[[ Excerpted records, beginning ]]
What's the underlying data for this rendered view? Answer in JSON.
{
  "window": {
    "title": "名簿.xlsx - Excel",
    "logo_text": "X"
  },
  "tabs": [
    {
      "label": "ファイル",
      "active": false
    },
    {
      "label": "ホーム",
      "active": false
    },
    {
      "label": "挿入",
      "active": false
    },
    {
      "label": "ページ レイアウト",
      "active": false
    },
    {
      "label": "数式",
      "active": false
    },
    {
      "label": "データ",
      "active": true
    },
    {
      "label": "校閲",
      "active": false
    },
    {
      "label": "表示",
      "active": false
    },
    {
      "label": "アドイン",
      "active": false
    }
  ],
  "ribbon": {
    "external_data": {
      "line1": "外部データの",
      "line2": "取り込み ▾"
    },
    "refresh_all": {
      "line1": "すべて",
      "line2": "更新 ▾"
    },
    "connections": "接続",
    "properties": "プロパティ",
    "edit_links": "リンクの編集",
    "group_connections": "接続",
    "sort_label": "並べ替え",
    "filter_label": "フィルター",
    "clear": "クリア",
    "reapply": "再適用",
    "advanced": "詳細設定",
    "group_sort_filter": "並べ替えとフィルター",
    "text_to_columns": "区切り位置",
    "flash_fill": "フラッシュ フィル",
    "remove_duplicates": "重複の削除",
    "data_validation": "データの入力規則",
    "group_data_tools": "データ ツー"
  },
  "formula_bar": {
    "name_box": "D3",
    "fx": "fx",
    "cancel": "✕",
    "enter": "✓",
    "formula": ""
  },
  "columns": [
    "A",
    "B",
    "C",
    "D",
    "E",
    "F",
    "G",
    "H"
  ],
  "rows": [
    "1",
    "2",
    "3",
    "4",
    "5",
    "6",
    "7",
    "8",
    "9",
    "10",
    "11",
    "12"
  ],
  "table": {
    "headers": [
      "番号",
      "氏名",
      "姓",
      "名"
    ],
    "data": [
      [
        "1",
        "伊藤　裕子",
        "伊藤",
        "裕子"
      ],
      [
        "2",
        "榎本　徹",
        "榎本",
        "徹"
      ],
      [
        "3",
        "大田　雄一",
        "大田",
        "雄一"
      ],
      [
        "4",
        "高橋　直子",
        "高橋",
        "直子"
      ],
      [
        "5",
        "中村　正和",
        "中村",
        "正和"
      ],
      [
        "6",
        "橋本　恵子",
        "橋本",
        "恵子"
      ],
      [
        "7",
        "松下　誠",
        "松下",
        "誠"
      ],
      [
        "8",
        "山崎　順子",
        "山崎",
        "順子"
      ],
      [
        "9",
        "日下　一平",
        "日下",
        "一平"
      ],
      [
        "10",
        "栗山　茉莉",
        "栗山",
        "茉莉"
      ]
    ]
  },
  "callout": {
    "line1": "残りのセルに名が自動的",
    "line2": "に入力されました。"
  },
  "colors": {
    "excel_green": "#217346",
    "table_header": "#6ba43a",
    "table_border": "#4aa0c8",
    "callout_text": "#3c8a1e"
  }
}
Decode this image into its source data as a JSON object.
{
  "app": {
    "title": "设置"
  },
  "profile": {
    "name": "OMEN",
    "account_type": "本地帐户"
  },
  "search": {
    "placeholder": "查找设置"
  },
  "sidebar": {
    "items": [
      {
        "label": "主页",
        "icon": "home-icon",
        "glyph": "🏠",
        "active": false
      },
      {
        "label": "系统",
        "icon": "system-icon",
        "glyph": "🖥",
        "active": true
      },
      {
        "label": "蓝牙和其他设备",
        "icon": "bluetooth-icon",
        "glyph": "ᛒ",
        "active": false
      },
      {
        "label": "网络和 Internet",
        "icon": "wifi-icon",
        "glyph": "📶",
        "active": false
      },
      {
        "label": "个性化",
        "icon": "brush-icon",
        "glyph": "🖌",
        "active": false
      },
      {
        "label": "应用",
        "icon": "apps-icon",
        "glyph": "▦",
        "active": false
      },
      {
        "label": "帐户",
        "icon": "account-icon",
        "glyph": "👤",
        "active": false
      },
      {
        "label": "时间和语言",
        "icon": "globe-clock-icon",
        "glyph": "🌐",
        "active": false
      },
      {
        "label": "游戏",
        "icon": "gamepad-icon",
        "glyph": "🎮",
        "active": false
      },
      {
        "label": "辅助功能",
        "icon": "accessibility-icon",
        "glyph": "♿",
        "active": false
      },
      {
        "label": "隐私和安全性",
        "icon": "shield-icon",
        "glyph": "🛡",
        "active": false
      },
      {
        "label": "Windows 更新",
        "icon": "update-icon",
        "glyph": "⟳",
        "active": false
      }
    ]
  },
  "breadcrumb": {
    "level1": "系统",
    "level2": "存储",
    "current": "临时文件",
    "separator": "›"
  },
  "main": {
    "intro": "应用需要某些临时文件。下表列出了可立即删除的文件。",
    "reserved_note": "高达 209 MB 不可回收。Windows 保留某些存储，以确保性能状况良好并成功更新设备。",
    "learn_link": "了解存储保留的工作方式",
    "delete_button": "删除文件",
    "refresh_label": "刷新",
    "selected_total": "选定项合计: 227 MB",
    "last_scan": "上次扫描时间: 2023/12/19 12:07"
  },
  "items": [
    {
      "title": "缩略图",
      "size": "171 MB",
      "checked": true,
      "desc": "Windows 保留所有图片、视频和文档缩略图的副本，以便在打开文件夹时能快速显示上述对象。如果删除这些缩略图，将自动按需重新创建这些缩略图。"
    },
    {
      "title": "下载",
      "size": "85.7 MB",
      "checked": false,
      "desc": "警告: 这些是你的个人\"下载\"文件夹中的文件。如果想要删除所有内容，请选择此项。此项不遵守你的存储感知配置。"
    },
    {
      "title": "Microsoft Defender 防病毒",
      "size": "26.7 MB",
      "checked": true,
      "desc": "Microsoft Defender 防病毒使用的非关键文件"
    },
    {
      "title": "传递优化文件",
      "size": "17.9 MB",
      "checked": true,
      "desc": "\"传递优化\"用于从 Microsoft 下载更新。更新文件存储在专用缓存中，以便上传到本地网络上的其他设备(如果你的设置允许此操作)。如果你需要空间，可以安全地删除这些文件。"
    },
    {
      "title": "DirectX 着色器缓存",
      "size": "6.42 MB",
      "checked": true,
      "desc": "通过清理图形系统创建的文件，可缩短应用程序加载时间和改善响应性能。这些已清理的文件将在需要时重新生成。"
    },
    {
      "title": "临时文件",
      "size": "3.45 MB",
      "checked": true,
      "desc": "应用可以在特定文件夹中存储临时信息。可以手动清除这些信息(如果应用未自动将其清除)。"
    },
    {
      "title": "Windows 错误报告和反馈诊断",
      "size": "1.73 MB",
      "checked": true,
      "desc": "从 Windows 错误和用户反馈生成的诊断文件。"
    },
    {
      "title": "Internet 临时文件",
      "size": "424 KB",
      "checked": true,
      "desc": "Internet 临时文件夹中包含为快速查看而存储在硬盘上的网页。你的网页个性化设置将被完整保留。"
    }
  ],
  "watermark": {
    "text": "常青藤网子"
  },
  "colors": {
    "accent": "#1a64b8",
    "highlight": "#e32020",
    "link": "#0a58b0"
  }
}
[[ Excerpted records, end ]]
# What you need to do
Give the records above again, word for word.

# Written response
What's the underlying data for this rendered view? Answer in JSON.
{
  "window": {
    "title": "名簿.xlsx - Excel",
    "logo_text": "X"
  },
  "tabs": [
    {
      "label": "ファイル",
      "active": false
    },
    {
      "label": "ホーム",
      "active": false
    },
    {
      "label": "挿入",
      "active": false
    },
    {
      "label": "ページ レイアウト",
      "active": false
    },
    {
      "label": "数式",
      "active": false
    },
    {
      "label": "データ",
      "active": true
    },
    {
      "label": "校閲",
      "active": false
    },
    {
      "label": "表示",
      "active": false
    },
    {
      "label": "アドイン",
      "active": false
    }
  ],
  "ribbon": {
    "external_data": {
      "line1": "外部データの",
      "line2": "取り込み ▾"
    },
    "refresh_all": {
      "line1": "すべて",
      "line2": "更新 ▾"
    },
    "connections": "接続",
    "properties": "プロパティ",
    "edit_links": "リンクの編集",
    "group_connections": "接続",
    "sort_label": "並べ替え",
    "filter_label": "フィルター",
    "clear": "クリア",
    "reapply": "再適用",
    "advanced": "詳細設定",
    "group_sort_filter": "並べ替えとフィルター",
    "text_to_columns": "区切り位置",
    "flash_fill": "フラッシュ フィル",
    "remove_duplicates": "重複の削除",
    "data_validation": "データの入力規則",
    "group_data_tools": "データ ツー"
  },
  "formula_bar": {
    "name_box": "D3",
    "fx": "fx",
    "cancel": "✕",
    "enter": "✓",
    "formula": ""
  },
  "columns": [
    "A",
    "B",
    "C",
    "D",
    "E",
    "F",
    "G",
    "H"
  ],
  "rows": [
    "1",
    "2",
    "3",
    "4",
    "5",
    "6",
    "7",
    "8",
    "9",
    "10",
    "11",
    "12"
  ],
  "table": {
    "headers": [
      "番号",
      "氏名",
      "姓",
      "名"
    ],
    "data": [
      [
        "1",
        "伊藤　裕子",
        "伊藤",
        "裕子"
      ],
      [
        "2",
        "榎本　徹",
        "榎本",
        "徹"
      ],
      [
        "3",
        "大田　雄一",
        "大田",
        "雄一"
      ],
      [
        "4",
        "高橋　直子",
        "高橋",
        "直子"
      ],
      [
        "5",
        "中村　正和",
        "中村",
        "正和"
      ],
      [
        "6",
        "橋本　恵子",
        "橋本",
        "恵子"
      ],
      [
        "7",
        "松下　誠",
        "松下",
        "誠"
      ],
      [
        "8",
        "山崎　順子",
        "山崎",
        "順子"
      ],
      [
        "9",
        "日下　一平",
        "日下",
        "一平"
      ],
      [
        "10",
        "栗山　茉莉",
        "栗山",
        "茉莉"
      ]
    ]
  },
  "callout": {
    "line1": "残りのセルに名が自動的",
    "line2": "に入力されました。"
  },
  "colors": {
    "excel_green": "#217346",
    "table_header": "#6ba43a",
    "table_border": "#4aa0c8",
    "callout_text": "#3c8a1e"
  }
}
Decode this image into its source data as a JSON object.
{
  "app": {
    "title": "设置"
  },
  "profile": {
    "name": "OMEN",
    "account_type": "本地帐户"
  },
  "search": {
    "placeholder": "查找设置"
  },
  "sidebar": {
    "items": [
      {
        "label": "主页",
        "icon": "home-icon",
        "glyph": "🏠",
        "active": false
      },
      {
        "label": "系统",
        "icon": "system-icon",
        "glyph": "🖥",
        "active": true
      },
      {
        "label": "蓝牙和其他设备",
        "icon": "bluetooth-icon",
        "glyph": "ᛒ",
        "active": false
      },
      {
        "label": "网络和 Internet",
        "icon": "wifi-icon",
        "glyph": "📶",
        "active": false
      },
      {
        "label": "个性化",
        "icon": "brush-icon",
        "glyph": "🖌",
        "active": false
      },
      {
        "label": "应用",
        "icon": "apps-icon",
        "glyph": "▦",
        "active": false
      },
      {
        "label": "帐户",
        "icon": "account-icon",
        "glyph": "👤",
        "active": false
      },
      {
        "label": "时间和语言",
        "icon": "globe-clock-icon",
        "glyph": "🌐",
        "active": false
      },
      {
        "label": "游戏",
        "icon": "gamepad-icon",
        "glyph": "🎮",
        "active": false
      },
      {
        "label": "辅助功能",
        "icon": "accessibility-icon",
        "glyph": "♿",
        "active": false
      },
      {
        "label": "隐私和安全性",
        "icon": "shield-icon",
        "glyph": "🛡",
        "active": false
      },
      {
        "label": "Windows 更新",
        "icon": "update-icon",
        "glyph": "⟳",
        "active": false
      }
    ]
  },
  "breadcrumb": {
    "level1": "系统",
    "level2": "存储",
    "current": "临时文件",
    "separator": "›"
  },
  "main": {
    "intro": "应用需要某些临时文件。下表列出了可立即删除的文件。",
    "reserved_note": "高达 209 MB 不可回收。Windows 保留某些存储，以确保性能状况良好并成功更新设备。",
    "learn_link": "了解存储保留的工作方式",
    "delete_button": "删除文件",
    "refresh_label": "刷新",
    "selected_total": "选定项合计: 227 MB",
    "last_scan": "上次扫描时间: 2023/12/19 12:07"
  },
  "items": [
    {
      "title": "缩略图",
      "size": "171 MB",
      "checked": true,
      "desc": "Windows 保留所有图片、视频和文档缩略图的副本，以便在打开文件夹时能快速显示上述对象。如果删除这些缩略图，将自动按需重新创建这些缩略图。"
    },
    {
      "title": "下载",
      "size": "85.7 MB",
      "checked": false,
      "desc": "警告: 这些是你的个人\"下载\"文件夹中的文件。如果想要删除所有内容，请选择此项。此项不遵守你的存储感知配置。"
    },
    {
      "title": "Microsoft Defender 防病毒",
      "size": "26.7 MB",
      "checked": true,
      "desc": "Microsoft Defender 防病毒使用的非关键文件"
    },
    {
      "title": "传递优化文件",
      "size": "17.9 MB",
      "checked": true,
      "desc": "\"传递优化\"用于从 Microsoft 下载更新。更新文件存储在专用缓存中，以便上传到本地网络上的其他设备(如果你的设置允许此操作)。如果你需要空间，可以安全地删除这些文件。"
    },
    {
      "title": "DirectX 着色器缓存",
      "size": "6.42 MB",
      "checked": true,
      "desc": "通过清理图形系统创建的文件，可缩短应用程序加载时间和改善响应性能。这些已清理的文件将在需要时重新生成。"
    },
    {
      "title": "临时文件",
      "size": "3.45 MB",
      "checked": true,
      "desc": "应用可以在特定文件夹中存储临时信息。可以手动清除这些信息(如果应用未自动将其清除)。"
    },
    {
      "title": "Windows 错误报告和反馈诊断",
      "size": "1.73 MB",
      "checked": true,
      "desc": "从 Windows 错误和用户反馈生成的诊断文件。"
    },
    {
      "title": "Internet 临时文件",
      "size": "424 KB",
      "checked": true,
      "desc": "Internet 临时文件夹中包含为快速查看而存储在硬盘上的网页。你的网页个性化设置将被完整保留。"
    }
  ],
  "watermark": {
    "text": "常青藤网子"
  },
  "colors": {
    "accent": "#1a64b8",
    "highlight": "#e32020",
    "link": "#0a58b0"
  }
}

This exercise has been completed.